Tasting Note: Whiskey | Rum & Raisin | Red Wine | Grapes
Size:200g / 1kg
Brewing Recommendation: Filter Brew / Modern Espresso
How would you describe yourself when you can’t get your coffee fix?
According to the celebrated classical composer, J.S. Bach, one may turn into a "shriveled-up roast goat" if one couldn't have coffee three times a day!
Well, at least that's how he expressed his love for coffee back in 1735 with his satirical mini-opera ‘Schweigt stille, plaudert nicht (BWV 211)’, which translates to "Be Still, Stop Chattering" - a narrative piece about a coffee-addicted girl, Lieschen, and her grumpy father, Schlendrian.
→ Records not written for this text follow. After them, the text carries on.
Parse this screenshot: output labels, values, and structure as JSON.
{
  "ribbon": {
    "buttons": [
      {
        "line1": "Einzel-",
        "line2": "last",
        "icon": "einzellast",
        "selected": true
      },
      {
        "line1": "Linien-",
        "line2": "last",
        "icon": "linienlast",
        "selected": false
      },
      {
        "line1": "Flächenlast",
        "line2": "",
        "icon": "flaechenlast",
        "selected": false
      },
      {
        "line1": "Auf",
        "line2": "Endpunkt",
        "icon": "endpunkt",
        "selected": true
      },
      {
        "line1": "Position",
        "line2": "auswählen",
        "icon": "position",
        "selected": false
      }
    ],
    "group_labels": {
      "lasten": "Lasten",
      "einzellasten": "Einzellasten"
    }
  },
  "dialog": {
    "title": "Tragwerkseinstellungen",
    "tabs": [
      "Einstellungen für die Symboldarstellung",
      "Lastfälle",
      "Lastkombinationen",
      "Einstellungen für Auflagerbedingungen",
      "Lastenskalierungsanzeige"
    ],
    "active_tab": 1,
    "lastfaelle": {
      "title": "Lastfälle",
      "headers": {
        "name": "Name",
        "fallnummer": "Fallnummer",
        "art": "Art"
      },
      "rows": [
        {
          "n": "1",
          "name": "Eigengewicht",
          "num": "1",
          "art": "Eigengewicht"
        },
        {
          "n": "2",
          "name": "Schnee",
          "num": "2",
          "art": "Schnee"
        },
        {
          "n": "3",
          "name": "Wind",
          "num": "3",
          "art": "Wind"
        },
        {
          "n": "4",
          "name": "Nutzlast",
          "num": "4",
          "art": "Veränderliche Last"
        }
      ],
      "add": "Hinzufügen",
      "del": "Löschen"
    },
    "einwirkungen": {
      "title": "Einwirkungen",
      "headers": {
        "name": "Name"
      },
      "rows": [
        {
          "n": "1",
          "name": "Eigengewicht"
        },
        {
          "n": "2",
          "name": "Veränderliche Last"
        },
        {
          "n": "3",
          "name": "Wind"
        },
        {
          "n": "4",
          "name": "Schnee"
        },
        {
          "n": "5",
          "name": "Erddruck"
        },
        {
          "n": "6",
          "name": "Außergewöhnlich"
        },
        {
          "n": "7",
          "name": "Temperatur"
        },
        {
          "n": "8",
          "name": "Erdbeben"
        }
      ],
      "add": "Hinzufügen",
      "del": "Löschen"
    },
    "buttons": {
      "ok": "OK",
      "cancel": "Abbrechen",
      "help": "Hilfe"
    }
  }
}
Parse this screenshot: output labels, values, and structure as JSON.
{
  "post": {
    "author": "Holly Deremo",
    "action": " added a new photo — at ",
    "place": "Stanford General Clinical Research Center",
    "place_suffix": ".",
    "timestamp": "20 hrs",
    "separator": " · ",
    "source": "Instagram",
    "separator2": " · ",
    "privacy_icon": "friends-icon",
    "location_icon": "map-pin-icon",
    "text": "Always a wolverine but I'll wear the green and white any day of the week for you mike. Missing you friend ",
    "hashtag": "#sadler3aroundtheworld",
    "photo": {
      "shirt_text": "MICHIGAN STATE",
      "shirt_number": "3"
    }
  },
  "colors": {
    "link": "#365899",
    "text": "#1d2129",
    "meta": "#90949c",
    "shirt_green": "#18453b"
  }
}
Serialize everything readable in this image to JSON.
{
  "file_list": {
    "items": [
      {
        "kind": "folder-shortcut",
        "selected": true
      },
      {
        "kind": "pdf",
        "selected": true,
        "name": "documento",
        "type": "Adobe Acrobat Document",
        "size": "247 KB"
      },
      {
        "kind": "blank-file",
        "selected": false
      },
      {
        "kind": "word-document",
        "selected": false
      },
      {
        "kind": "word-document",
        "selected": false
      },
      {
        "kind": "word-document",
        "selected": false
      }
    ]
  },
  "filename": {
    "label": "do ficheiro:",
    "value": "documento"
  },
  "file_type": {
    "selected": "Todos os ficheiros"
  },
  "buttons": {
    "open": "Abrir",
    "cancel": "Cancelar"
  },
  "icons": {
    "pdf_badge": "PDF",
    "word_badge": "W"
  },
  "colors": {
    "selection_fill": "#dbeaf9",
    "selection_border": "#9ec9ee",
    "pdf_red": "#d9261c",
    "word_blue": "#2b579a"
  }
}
Here's how it goes:
“Father sir, but do not be so harsh!
If I couldn’t, three times a day,
be allowed to drink my little cup of coffee,
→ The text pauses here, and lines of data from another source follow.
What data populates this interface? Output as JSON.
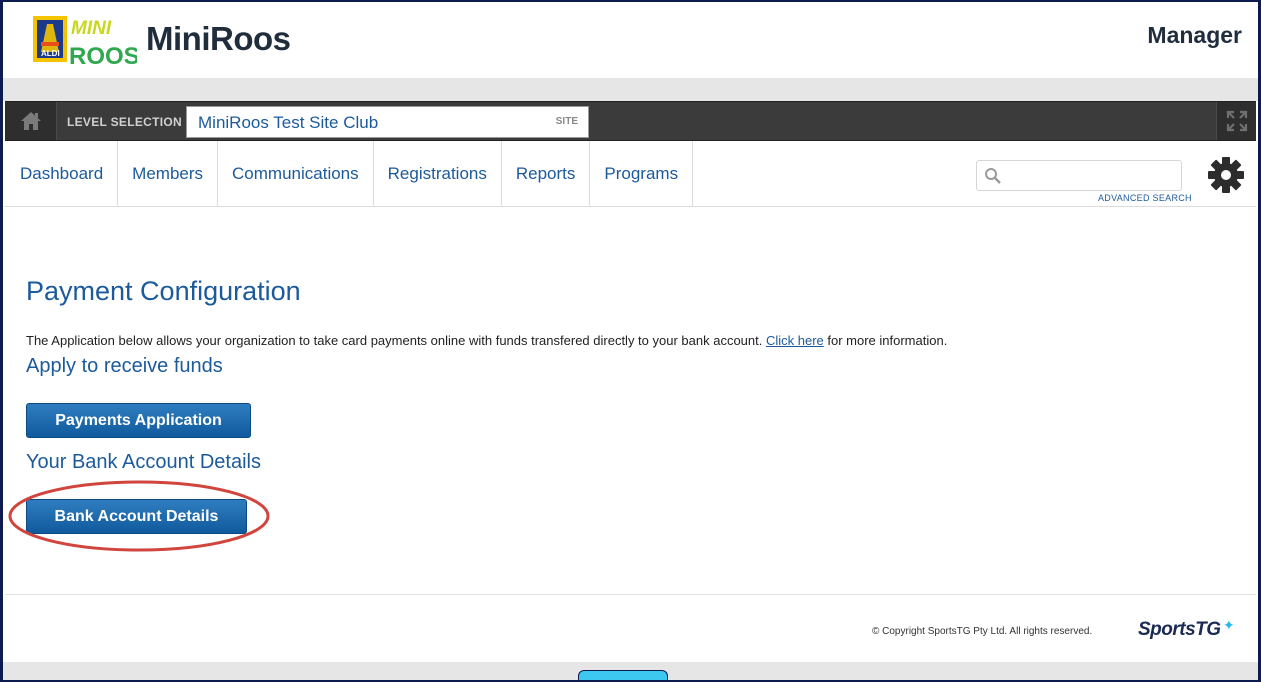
{
  "header": {
    "logo_text_top": "MINI",
    "logo_text_bottom": "ROOS",
    "logo_badge": "ALDI",
    "brand": "MiniRoos",
    "role": "Manager"
  },
  "level_bar": {
    "label": "LEVEL SELECTION",
    "value": "MiniRoos Test Site Club",
    "type": "SITE"
  },
  "nav": {
    "items": [
      {
        "label": "Dashboard"
      },
      {
        "label": "Members"
      },
      {
        "label": "Communications"
      },
      {
        "label": "Registrations"
      },
      {
        "label": "Reports"
      },
      {
        "label": "Programs"
      }
    ],
    "search_value": "",
    "advanced_search": "ADVANCED SEARCH"
  },
  "main": {
    "title": "Payment Configuration",
    "description_before": "The Application below allows your organization to take card payments online with funds transfered directly to your bank account. ",
    "description_link": "Click here",
    "description_after": " for more information.",
    "section_apply": "Apply to receive funds",
    "payments_button": "Payments Application",
    "section_bank": "Your Bank Account Details",
    "bank_button": "Bank Account Details"
  },
  "footer": {
    "copyright": "©  Copyright SportsTG Pty Ltd. All rights reserved.",
    "logo": "SportsTG"
  },
  "colors": {
    "accent": "#1c5a9c",
    "highlight": "#d0453e",
    "dark_bar": "#3b3b3b"
  }
}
in my anguish I will turn into
a shriveled-up roast goat.
Ah! How sweet coffee tastes,
more delicious than a thousand kisses,
milder than muscatel wine.
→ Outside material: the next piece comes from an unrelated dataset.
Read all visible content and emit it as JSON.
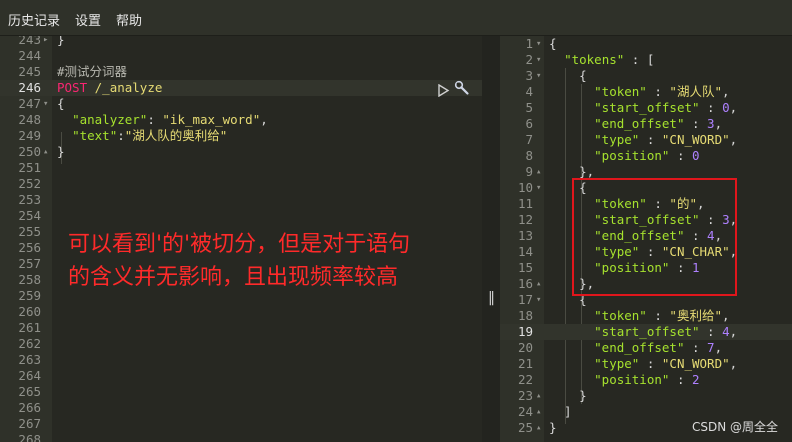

Coffee, I have to have coffee.”
Oh my… how about you? You’re not planning to become a shriveled roast goat, are you? Remember to get your coffee!
On the Naming of the Coffee
At The Crackpots Coffee Roaster, we always try to help beginners and advanced drinkers alike to understand more about coffees. One of our efforts is to explain the various cryptic names of coffees which could be confusing.
Here’s a breakdown of this coffee:
A rugged Central American country teeming with rainforest and wildlife.
Name of the farm/producer.
Bach is one of Canet's musician series coffees that promises full-on winey experience with relatively clean taste.
Others in the series include: Mozart, Beethoven and Chopin.
Additional Notes on Raisin Natural Processing Method
Given the many "infused" coffee available in the market, one might simply guess that the "Raisin Honey" processing method involves adding raisins (or essence) into the tank during the fermentation process.
If only if it is so easy.
In fact, raisin honey process involves an extra step before the usual fermentation takes place: the coffee cherries went through dehydration to achieve raisin-like form. This ensures that the delicious liquids produced from the fermentation later would be absorbed by the dehydrated coffee cherries rather than being discarded (throwing the liquids/water away is usually the practice).
After that, the coffees went through the traditional "natural" process, which means they are dried under the sun as whole cherries without removing anything including the skins.